I don’t want to come off as a genius here, but I did predict this one. In a CBS promo shot way before The Masters — you’ve seen it by now — I prayed for Phil Mickelson to win a major. At the end you saw that my jammies and sheets were festooned with Phil faces. Ha ha, that’s a wrap, end of script. But I didn’t like it.
“Ye faithless Philistines,” said I. “Phil will win!” Now, others may tell you I actually said, “might maybe just possibly” instead of “will.” The point is, I made them shoot an alternate ending, thanking the golf gods for a Mickelson victory.
I almost lost faith on Sunday. It looked like the usual Sunday afternoon at The Masters: The leaders went out, and Phil started knocking nails into his own coffin with a big left-handed hammer. He wasn’t the only one on the funeral march, either. Until Ernie Els’s eagle on 8, the whole show was looking like a train wreck. And who should emerge but Mr. 0-for-46-in-the-Majors?

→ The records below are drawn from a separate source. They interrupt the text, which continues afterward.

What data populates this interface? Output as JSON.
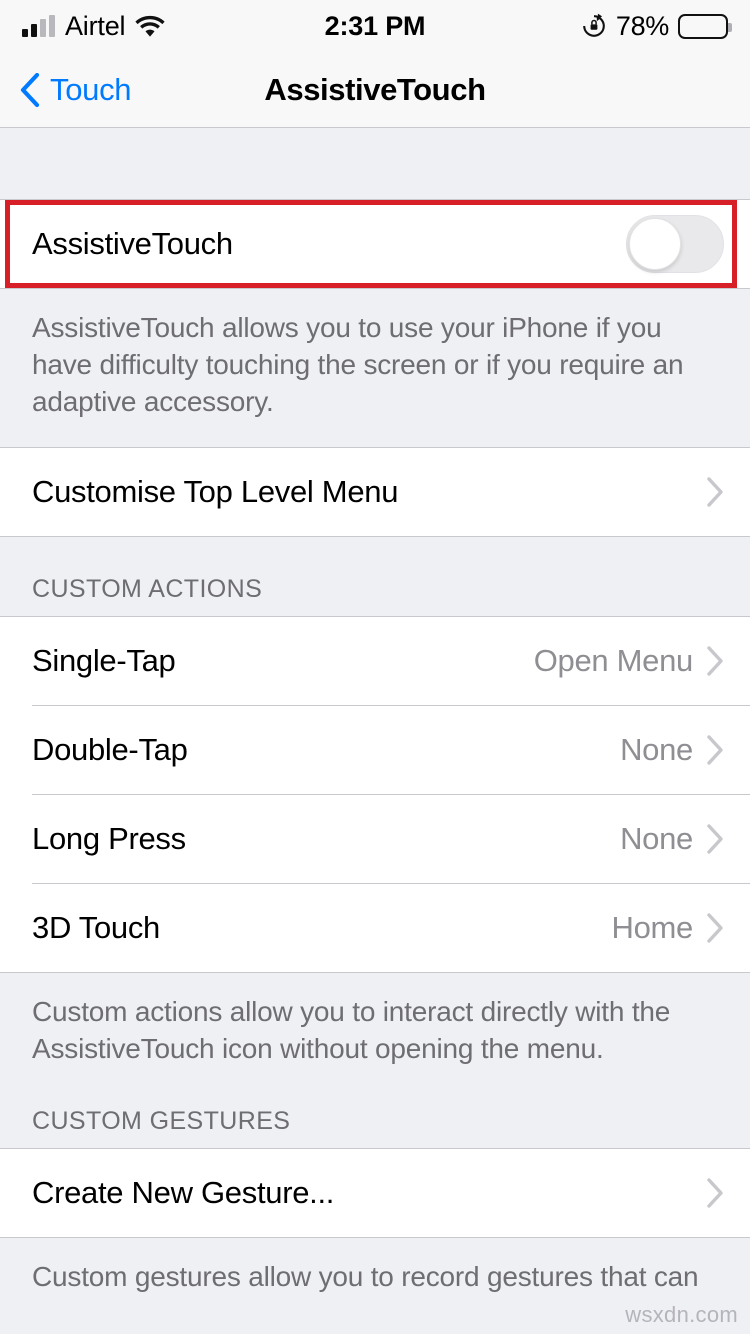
{
  "status_bar": {
    "carrier": "Airtel",
    "time": "2:31 PM",
    "battery_percent": "78%",
    "battery_level": 78,
    "signal_bars_filled": 2,
    "signal_bars_total": 4,
    "wifi_icon": "wifi-icon",
    "rotation_lock_icon": "rotation-lock-icon",
    "battery_icon": "battery-icon"
  },
  "nav": {
    "back_label": "Touch",
    "back_icon": "chevron-left-icon",
    "title": "AssistiveTouch",
    "accent_color": "#007AFF"
  },
  "main": {
    "toggle_row": {
      "label": "AssistiveTouch",
      "state": "off",
      "highlighted": true,
      "highlight_color": "#D61F26"
    },
    "toggle_footer": "AssistiveTouch allows you to use your iPhone if you have difficulty touching the screen or if you require an adaptive accessory.",
    "customise_row": {
      "label": "Customise Top Level Menu",
      "chevron_icon": "chevron-right-icon"
    },
    "custom_actions": {
      "header": "CUSTOM ACTIONS",
      "rows": [
        {
          "label": "Single-Tap",
          "value": "Open Menu",
          "chevron_icon": "chevron-right-icon"
        },
        {
          "label": "Double-Tap",
          "value": "None",
          "chevron_icon": "chevron-right-icon"
        },
        {
          "label": "Long Press",
          "value": "None",
          "chevron_icon": "chevron-right-icon"
        },
        {
          "label": "3D Touch",
          "value": "Home",
          "chevron_icon": "chevron-right-icon"
        }
      ],
      "footer": "Custom actions allow you to interact directly with the AssistiveTouch icon without opening the menu."
    },
    "custom_gestures": {
      "header": "CUSTOM GESTURES",
      "rows": [
        {
          "label": "Create New Gesture...",
          "chevron_icon": "chevron-right-icon"
        }
      ],
      "footer": "Custom gestures allow you to record gestures that can"
    }
  },
  "watermark": "wsxdn.com"
}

I can’t remember a major in which a leader faltered so badly, then regained his momentum. That takes some serious subcutaneous heart, but Phil’s demeanor was positively beatific all day. Even when he flubbed his second bunker shot of the day, at the 5th, there was no dismay. Rather, there was a centered, almost blissed-out look about the big man, and finally, when Chris DiMarco’s bunker shot trickled over his marker and came to rest about an inch behind it on the 18th green, giving Mickelson a perfect read, you just felt it was Phil’s day.
The atmosphere over the last few holes was crackling like the top of the mast above Frankenstein’s lab. Phil didn’t blink, not even when he stared at the scoreboard after Ernie’s eagle at 13. There was a roar, then a number changed on a scoreboard, and then another roar. Again and again it happened. After Phil went through the 15th hole I stayed in my tower there, riveted to the monitor. Fans all over the golf course were gathering beneath camera towers, waiting for news, wanting the roars and cheers they were hearing translated into whos and hows. Our cameramen turned their cameras around so the fans below could watch the action on tiny 6-by-4-inch black-and-white viewfinders. Augusta National had never seen anything like it. Martha Burk could have run naked down Washington Road and people would have paid her even less attention than they did last year. This was about Phil.
It was Guinness-ad brilliant, that’s how good it was. In the week of Arnold Palmer’s 50th and last Masters, it was exit one people’s champion and enter the next, landing flat on his big, awkward feet on the greatest stage in golf. Phil doesn’t hitch his pants as much as Arnie did, but his connection with fans is the same. His win was one of the biggest sports moments of the new century, maybe the biggest, and it laid to rest the notion that golf can’t generate a buzz without Tiger Woods. If Tiger is the new Jack Nicklaus, Phil’s the modern Arnie.
I always figured he was going to win a major no matter what. As well as he played in them three straight thirds at Augusta at the very least someone was bound to brain-fart the lead away and he’d be there to catch it. But nobody fainted and handed him this one. When it mattered most Phil beat Els, a great front-runner at the peak of his game, and he did it with his head and his heart. His win was golf’s best clutch performance since Bobby Jones won the 1930 U.S. Amateur at Merion to complete the Grand Slam. Sure, there was Nicklaus at Augusta in ’86, but Jack wasn’t the “Best Player Never to Have Won a Major.”
It’s fitting that Arnold’s last major was Phil’s first win. They both play the way most people would like to, with bollocks-to-it-I’m-only-here-once abandon. This time it was all swash and no buckle for Phil. With King Kong finally off his back, he might really go deep now. Hogan was 34 when he won his first major, and he went on to win eight more. Phil turns 34 on June 16. If he wins a slew of majors, there’ll be roars of joy all over the place.
Fans may look at Tiger with awe, but they look at Phil with love. Because it’s just golf after all, and the truth of it is we all believe we can pull off that crazy shot or stare down the winning putt and knock it in. Like Phil Mickelson, we might fall short 46 times in a row, but we only need to get it right once to prove that sometimes, just when we need it most, the golf gods hear our prayers.